**** Data records ****
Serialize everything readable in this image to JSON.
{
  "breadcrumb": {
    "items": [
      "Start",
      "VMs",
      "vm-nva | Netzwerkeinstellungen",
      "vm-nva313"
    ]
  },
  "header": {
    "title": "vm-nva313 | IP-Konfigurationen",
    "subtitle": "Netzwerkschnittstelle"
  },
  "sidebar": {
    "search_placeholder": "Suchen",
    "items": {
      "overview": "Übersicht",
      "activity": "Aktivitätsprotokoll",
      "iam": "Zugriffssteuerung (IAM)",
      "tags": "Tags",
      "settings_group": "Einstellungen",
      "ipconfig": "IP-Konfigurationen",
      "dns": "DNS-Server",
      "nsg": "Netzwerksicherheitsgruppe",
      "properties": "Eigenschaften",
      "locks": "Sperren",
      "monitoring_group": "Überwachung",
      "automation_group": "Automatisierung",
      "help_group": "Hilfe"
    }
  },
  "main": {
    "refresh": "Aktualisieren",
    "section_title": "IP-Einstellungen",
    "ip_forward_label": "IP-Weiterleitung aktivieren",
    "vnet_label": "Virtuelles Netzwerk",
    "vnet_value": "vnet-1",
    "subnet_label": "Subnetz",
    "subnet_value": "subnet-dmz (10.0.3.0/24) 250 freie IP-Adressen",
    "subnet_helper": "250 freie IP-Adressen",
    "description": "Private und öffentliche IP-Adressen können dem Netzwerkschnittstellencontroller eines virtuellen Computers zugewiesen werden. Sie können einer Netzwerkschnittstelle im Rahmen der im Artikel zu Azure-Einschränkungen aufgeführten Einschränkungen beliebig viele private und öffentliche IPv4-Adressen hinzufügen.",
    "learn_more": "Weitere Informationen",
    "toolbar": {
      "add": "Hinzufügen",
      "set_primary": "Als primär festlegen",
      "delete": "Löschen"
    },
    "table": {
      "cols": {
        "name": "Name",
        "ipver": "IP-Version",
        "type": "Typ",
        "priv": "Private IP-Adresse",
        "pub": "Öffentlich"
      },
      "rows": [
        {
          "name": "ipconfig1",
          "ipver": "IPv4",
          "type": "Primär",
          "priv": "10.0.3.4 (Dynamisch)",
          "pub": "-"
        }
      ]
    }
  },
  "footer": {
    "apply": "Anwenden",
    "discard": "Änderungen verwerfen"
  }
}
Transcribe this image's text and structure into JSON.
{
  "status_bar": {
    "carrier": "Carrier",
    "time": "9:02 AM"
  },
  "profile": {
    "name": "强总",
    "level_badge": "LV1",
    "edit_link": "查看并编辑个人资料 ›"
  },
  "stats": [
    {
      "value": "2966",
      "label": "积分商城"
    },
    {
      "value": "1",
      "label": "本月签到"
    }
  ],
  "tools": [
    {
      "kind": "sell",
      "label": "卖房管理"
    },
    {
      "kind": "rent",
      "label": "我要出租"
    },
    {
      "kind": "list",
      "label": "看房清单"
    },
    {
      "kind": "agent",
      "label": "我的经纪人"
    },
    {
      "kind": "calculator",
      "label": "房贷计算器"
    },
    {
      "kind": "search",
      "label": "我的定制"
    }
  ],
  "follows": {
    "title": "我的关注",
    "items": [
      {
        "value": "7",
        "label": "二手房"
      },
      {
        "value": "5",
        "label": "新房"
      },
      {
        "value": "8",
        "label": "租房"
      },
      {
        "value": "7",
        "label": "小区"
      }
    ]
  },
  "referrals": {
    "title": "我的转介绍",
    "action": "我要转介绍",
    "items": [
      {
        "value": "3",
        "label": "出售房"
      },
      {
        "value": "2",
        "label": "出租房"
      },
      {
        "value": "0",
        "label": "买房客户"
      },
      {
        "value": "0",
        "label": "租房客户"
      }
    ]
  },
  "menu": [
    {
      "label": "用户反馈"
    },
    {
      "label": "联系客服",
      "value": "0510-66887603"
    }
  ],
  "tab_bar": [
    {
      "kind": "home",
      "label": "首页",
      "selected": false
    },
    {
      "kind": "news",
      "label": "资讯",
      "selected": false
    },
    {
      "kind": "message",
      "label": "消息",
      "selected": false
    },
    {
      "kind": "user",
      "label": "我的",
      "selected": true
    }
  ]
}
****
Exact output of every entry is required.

_Task response_.
Serialize everything readable in this image to JSON.
{
  "breadcrumb": {
    "items": [
      "Start",
      "VMs",
      "vm-nva | Netzwerkeinstellungen",
      "vm-nva313"
    ]
  },
  "header": {
    "title": "vm-nva313 | IP-Konfigurationen",
    "subtitle": "Netzwerkschnittstelle"
  },
  "sidebar": {
    "search_placeholder": "Suchen",
    "items": {
      "overview": "Übersicht",
      "activity": "Aktivitätsprotokoll",
      "iam": "Zugriffssteuerung (IAM)",
      "tags": "Tags",
      "settings_group": "Einstellungen",
      "ipconfig": "IP-Konfigurationen",
      "dns": "DNS-Server",
      "nsg": "Netzwerksicherheitsgruppe",
      "properties": "Eigenschaften",
      "locks": "Sperren",
      "monitoring_group": "Überwachung",
      "automation_group": "Automatisierung",
      "help_group": "Hilfe"
    }
  },
  "main": {
    "refresh": "Aktualisieren",
    "section_title": "IP-Einstellungen",
    "ip_forward_label": "IP-Weiterleitung aktivieren",
    "vnet_label": "Virtuelles Netzwerk",
    "vnet_value": "vnet-1",
    "subnet_label": "Subnetz",
    "subnet_value": "subnet-dmz (10.0.3.0/24) 250 freie IP-Adressen",
    "subnet_helper": "250 freie IP-Adressen",
    "description": "Private und öffentliche IP-Adressen können dem Netzwerkschnittstellencontroller eines virtuellen Computers zugewiesen werden. Sie können einer Netzwerkschnittstelle im Rahmen der im Artikel zu Azure-Einschränkungen aufgeführten Einschränkungen beliebig viele private und öffentliche IPv4-Adressen hinzufügen.",
    "learn_more": "Weitere Informationen",
    "toolbar": {
      "add": "Hinzufügen",
      "set_primary": "Als primär festlegen",
      "delete": "Löschen"
    },
    "table": {
      "cols": {
        "name": "Name",
        "ipver": "IP-Version",
        "type": "Typ",
        "priv": "Private IP-Adresse",
        "pub": "Öffentlich"
      },
      "rows": [
        {
          "name": "ipconfig1",
          "ipver": "IPv4",
          "type": "Primär",
          "priv": "10.0.3.4 (Dynamisch)",
          "pub": "-"
        }
      ]
    }
  },
  "footer": {
    "apply": "Anwenden",
    "discard": "Änderungen verwerfen"
  }
}
Transcribe this image's text and structure into JSON.
{
  "status_bar": {
    "carrier": "Carrier",
    "time": "9:02 AM"
  },
  "profile": {
    "name": "强总",
    "level_badge": "LV1",
    "edit_link": "查看并编辑个人资料 ›"
  },
  "stats": [
    {
      "value": "2966",
      "label": "积分商城"
    },
    {
      "value": "1",
      "label": "本月签到"
    }
  ],
  "tools": [
    {
      "kind": "sell",
      "label": "卖房管理"
    },
    {
      "kind": "rent",
      "label": "我要出租"
    },
    {
      "kind": "list",
      "label": "看房清单"
    },
    {
      "kind": "agent",
      "label": "我的经纪人"
    },
    {
      "kind": "calculator",
      "label": "房贷计算器"
    },
    {
      "kind": "search",
      "label": "我的定制"
    }
  ],
  "follows": {
    "title": "我的关注",
    "items": [
      {
        "value": "7",
        "label": "二手房"
      },
      {
        "value": "5",
        "label": "新房"
      },
      {
        "value": "8",
        "label": "租房"
      },
      {
        "value": "7",
        "label": "小区"
      }
    ]
  },
  "referrals": {
    "title": "我的转介绍",
    "action": "我要转介绍",
    "items": [
      {
        "value": "3",
        "label": "出售房"
      },
      {
        "value": "2",
        "label": "出租房"
      },
      {
        "value": "0",
        "label": "买房客户"
      },
      {
        "value": "0",
        "label": "租房客户"
      }
    ]
  },
  "menu": [
    {
      "label": "用户反馈"
    },
    {
      "label": "联系客服",
      "value": "0510-66887603"
    }
  ],
  "tab_bar": [
    {
      "kind": "home",
      "label": "首页",
      "selected": false
    },
    {
      "kind": "news",
      "label": "资讯",
      "selected": false
    },
    {
      "kind": "message",
      "label": "消息",
      "selected": false
    },
    {
      "kind": "user",
      "label": "我的",
      "selected": true
    }
  ]
}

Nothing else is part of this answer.